Creating favourable conditions for rice exports
Friday, 2017-03-03 05:13:52
NDO—Vietnam earned US$248 million from exporting 799,000 tonnes of rice in the first two months of 2017, down 40.6% in value and 17.2% in volume compared to the same period last year, according to the Ministry of Agriculture and Rural Development.
These sharp declines are making it more difficult for the target of exporting over 5 million tonnes with a value of approximately US$2.3 billion in 2017 to be achieved, particularly as fluctuations in the export market are seriously affecting the domestic rice industry.
Regarding Thailand’s plan to sell all its rice reserves of about eight million tonnes this year, experts all stated that the move, if it comes true, will lead the rice export prices to continue falling sharply, thereby posing difficulties to the production and consumption of rice of the winter-spring crop, which is considered the major production crop of the year in Vietnam.
Only when Thailand’s rice inventories are definitely handled, can the rice export market probably recover, they noted.
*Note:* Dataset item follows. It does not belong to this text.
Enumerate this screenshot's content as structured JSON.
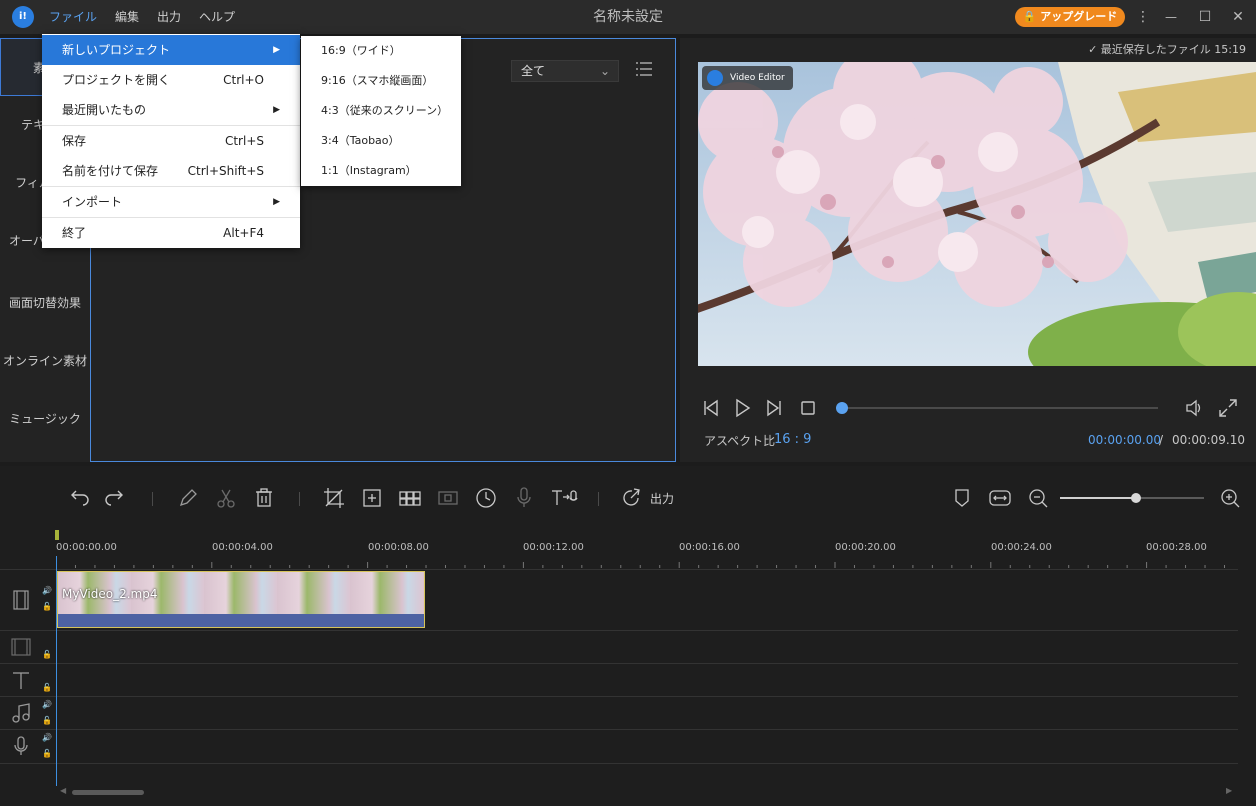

In addition, the rice stockpiles in the world are now at a high level, while a number of traditional rice-importing countries have been effectively implementing the policy of food self-sufficiency, limiting and even ending rice imports. Notably, as competition is getting fiercer with the increasing number of commercial and technical barriers put up by importing nations, it is becoming increasingly difficult for Vietnamese rice to penetrate into markets with a demand for high quality.
Apart from objective reasons, subjective factors inside the country are also making 2017 a possibly tough year for Vietnam’s rice exports. According to businesses, all requirements, ranging from storage capacity, the capacity of milling facilities, venues for warehouses and mills and material zones, to new licenses and documents required for the registration of export contracts in the government’s Decree No. 109/2010/ND-CP on rice export business, are only formalistic and do not suit the current situation.
At a recent workshop on directions for amending /the decree, the Vietnam Institute for Economic and Policy Research (VEPR) stressed that the revision of Decree No. 109 must have the aim of creating the best possible conditions in which for enterprises to participate in rice exports and of reflecting the diversity of the market. In reality, a number of businesses have their own markets and products of high quality and value, but do not satisfy the requirements set out in the decree. Therefore, if “untied,” those enterprises will lose export opportunities and the rice industry will hardly move up in the value ladder.
In 2016, Vietnam’s rice exports only hit more than 4.8 million tonnes with an export value of nearly US$2.2 billion, down 25.8% in volume and 21.2% in value compared to 2015. Also last year, the Vietnam Food Association (VFA) had to lower the rice export target twice due to difficulties. Given the negative signals in the first two months of the year, it is necessary for stakeholders to promptly remove obstacles and make relevant policy adjustments aiming to empower businesses and lead rice export output and value to meet expectations.